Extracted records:
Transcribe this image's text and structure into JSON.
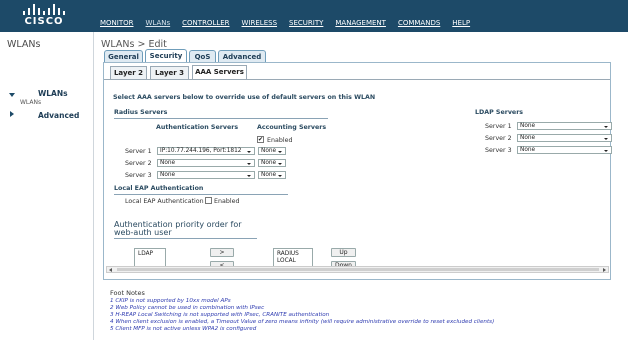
{
  "brand": {
    "logo_text": "CISCO"
  },
  "nav": [
    "MONITOR",
    "WLANs",
    "CONTROLLER",
    "WIRELESS",
    "SECURITY",
    "MANAGEMENT",
    "COMMANDS",
    "HELP"
  ],
  "sidebar": {
    "title": "WLANs",
    "wlans": "WLANs",
    "wlans_sub": "WLANs",
    "advanced": "Advanced"
  },
  "page_title": "WLANs > Edit",
  "tabs": [
    "General",
    "Security",
    "QoS",
    "Advanced"
  ],
  "subtabs": [
    "Layer 2",
    "Layer 3",
    "AAA Servers"
  ],
  "intro": "Select AAA servers below to override use of default servers on this WLAN",
  "radius": {
    "title": "Radius Servers",
    "auth_header": "Authentication Servers",
    "acct_header": "Accounting Servers",
    "enabled_label": "Enabled",
    "enabled_checked": "✔",
    "rows": [
      {
        "label": "Server 1",
        "auth": "IP:10.77.244.196, Port:1812",
        "acct": "None"
      },
      {
        "label": "Server 2",
        "auth": "None",
        "acct": "None"
      },
      {
        "label": "Server 3",
        "auth": "None",
        "acct": "None"
      }
    ]
  },
  "ldap": {
    "title": "LDAP Servers",
    "rows": [
      {
        "label": "Server 1",
        "value": "None"
      },
      {
        "label": "Server 2",
        "value": "None"
      },
      {
        "label": "Server 3",
        "value": "None"
      }
    ]
  },
  "local_eap": {
    "title": "Local EAP Authentication",
    "label": "Local EAP Authentication",
    "enabled_label": "Enabled"
  },
  "priority": {
    "title_line1": "Authentication priority order for",
    "title_line2": "web-auth user",
    "left_item": "LDAP",
    "right_items": [
      "RADIUS",
      "LOCAL"
    ],
    "move_right": ">",
    "move_left": "<",
    "up": "Up",
    "down": "Down"
  },
  "footnotes": {
    "title": "Foot Notes",
    "items": [
      "1 CKIP is not supported by 10xx model APs",
      "2 Web Policy cannot be used in combination with IPsec",
      "3 H-REAP Local Switching is not supported with IPsec, CRANITE authentication",
      "4 When client exclusion is enabled, a Timeout Value of zero means infinity (will require administrative override to reset excluded clients)",
      "5 Client MFP is not active unless WPA2 is configured"
    ]
  }
}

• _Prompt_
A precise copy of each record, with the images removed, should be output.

• _Exercise result_
Transcribe this image's text and structure into JSON.
{
  "brand": {
    "logo_text": "CISCO"
  },
  "nav": [
    "MONITOR",
    "WLANs",
    "CONTROLLER",
    "WIRELESS",
    "SECURITY",
    "MANAGEMENT",
    "COMMANDS",
    "HELP"
  ],
  "sidebar": {
    "title": "WLANs",
    "wlans": "WLANs",
    "wlans_sub": "WLANs",
    "advanced": "Advanced"
  },
  "page_title": "WLANs > Edit",
  "tabs": [
    "General",
    "Security",
    "QoS",
    "Advanced"
  ],
  "subtabs": [
    "Layer 2",
    "Layer 3",
    "AAA Servers"
  ],
  "intro": "Select AAA servers below to override use of default servers on this WLAN",
  "radius": {
    "title": "Radius Servers",
    "auth_header": "Authentication Servers",
    "acct_header": "Accounting Servers",
    "enabled_label": "Enabled",
    "enabled_checked": "✔",
    "rows": [
      {
        "label": "Server 1",
        "auth": "IP:10.77.244.196, Port:1812",
        "acct": "None"
      },
      {
        "label": "Server 2",
        "auth": "None",
        "acct": "None"
      },
      {
        "label": "Server 3",
        "auth": "None",
        "acct": "None"
      }
    ]
  },
  "ldap": {
    "title": "LDAP Servers",
    "rows": [
      {
        "label": "Server 1",
        "value": "None"
      },
      {
        "label": "Server 2",
        "value": "None"
      },
      {
        "label": "Server 3",
        "value": "None"
      }
    ]
  },
  "local_eap": {
    "title": "Local EAP Authentication",
    "label": "Local EAP Authentication",
    "enabled_label": "Enabled"
  },
  "priority": {
    "title_line1": "Authentication priority order for",
    "title_line2": "web-auth user",
    "left_item": "LDAP",
    "right_items": [
      "RADIUS",
      "LOCAL"
    ],
    "move_right": ">",
    "move_left": "<",
    "up": "Up",
    "down": "Down"
  },
  "footnotes": {
    "title": "Foot Notes",
    "items": [
      "1 CKIP is not supported by 10xx model APs",
      "2 Web Policy cannot be used in combination with IPsec",
      "3 H-REAP Local Switching is not supported with IPsec, CRANITE authentication",
      "4 When client exclusion is enabled, a Timeout Value of zero means infinity (will require administrative override to reset excluded clients)",
      "5 Client MFP is not active unless WPA2 is configured"
    ]
  }
}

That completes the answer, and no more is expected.